Copy each line below holding "hetki".

> [Information]
- Opening Delimiter -

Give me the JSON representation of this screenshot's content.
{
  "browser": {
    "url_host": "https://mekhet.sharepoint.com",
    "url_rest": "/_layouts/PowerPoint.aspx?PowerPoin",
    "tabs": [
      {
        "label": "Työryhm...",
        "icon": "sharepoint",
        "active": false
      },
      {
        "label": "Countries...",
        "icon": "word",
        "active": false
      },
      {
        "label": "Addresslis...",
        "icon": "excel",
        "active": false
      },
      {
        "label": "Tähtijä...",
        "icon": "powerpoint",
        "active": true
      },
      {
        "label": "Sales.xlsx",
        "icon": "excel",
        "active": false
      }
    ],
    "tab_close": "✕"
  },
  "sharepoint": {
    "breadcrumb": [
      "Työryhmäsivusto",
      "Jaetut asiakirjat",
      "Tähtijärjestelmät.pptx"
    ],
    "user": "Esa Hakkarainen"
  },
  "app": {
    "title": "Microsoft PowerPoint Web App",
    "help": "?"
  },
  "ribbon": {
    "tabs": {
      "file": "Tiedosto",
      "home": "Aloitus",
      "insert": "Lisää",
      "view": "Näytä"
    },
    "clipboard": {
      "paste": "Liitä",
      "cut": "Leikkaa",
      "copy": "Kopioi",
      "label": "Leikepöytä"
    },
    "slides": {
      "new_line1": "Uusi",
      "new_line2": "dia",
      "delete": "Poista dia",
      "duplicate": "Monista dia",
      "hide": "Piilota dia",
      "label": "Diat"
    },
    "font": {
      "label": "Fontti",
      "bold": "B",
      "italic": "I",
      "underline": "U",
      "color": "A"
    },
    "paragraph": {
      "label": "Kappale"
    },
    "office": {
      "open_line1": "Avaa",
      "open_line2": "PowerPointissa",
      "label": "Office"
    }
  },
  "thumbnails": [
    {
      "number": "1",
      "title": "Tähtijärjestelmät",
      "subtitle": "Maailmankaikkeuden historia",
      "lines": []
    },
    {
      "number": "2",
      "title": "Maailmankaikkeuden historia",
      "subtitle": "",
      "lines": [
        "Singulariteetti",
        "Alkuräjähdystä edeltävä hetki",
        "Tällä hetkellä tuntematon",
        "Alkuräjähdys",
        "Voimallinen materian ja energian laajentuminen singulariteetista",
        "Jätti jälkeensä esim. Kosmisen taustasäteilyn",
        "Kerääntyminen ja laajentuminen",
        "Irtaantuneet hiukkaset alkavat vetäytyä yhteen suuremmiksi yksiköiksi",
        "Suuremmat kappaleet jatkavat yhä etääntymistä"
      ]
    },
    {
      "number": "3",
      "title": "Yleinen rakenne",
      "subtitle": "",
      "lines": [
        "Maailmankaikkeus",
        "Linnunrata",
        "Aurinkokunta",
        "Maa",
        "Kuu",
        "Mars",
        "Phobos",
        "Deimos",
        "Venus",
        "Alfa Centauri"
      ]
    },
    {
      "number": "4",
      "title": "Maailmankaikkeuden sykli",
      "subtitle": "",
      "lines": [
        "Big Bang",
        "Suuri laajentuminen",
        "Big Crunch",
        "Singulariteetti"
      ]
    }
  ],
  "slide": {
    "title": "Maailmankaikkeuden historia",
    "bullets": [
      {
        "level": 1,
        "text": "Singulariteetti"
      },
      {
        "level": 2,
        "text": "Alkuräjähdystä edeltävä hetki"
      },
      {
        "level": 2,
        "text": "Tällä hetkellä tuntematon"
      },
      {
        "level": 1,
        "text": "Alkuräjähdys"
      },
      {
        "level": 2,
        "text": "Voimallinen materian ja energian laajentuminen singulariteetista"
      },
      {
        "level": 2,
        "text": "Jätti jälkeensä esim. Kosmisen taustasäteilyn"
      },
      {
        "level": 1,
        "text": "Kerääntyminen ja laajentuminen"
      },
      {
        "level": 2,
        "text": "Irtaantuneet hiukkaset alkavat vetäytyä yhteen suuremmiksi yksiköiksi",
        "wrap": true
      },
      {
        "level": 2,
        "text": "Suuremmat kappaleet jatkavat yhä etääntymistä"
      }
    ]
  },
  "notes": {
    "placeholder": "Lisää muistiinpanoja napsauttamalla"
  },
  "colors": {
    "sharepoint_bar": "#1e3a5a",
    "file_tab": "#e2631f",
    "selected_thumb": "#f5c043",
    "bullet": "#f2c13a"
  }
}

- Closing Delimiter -

> [Reply]
        "Alkuräjähdystä edeltävä hetki",
        "text": "Alkuräjähdystä edeltävä hetki"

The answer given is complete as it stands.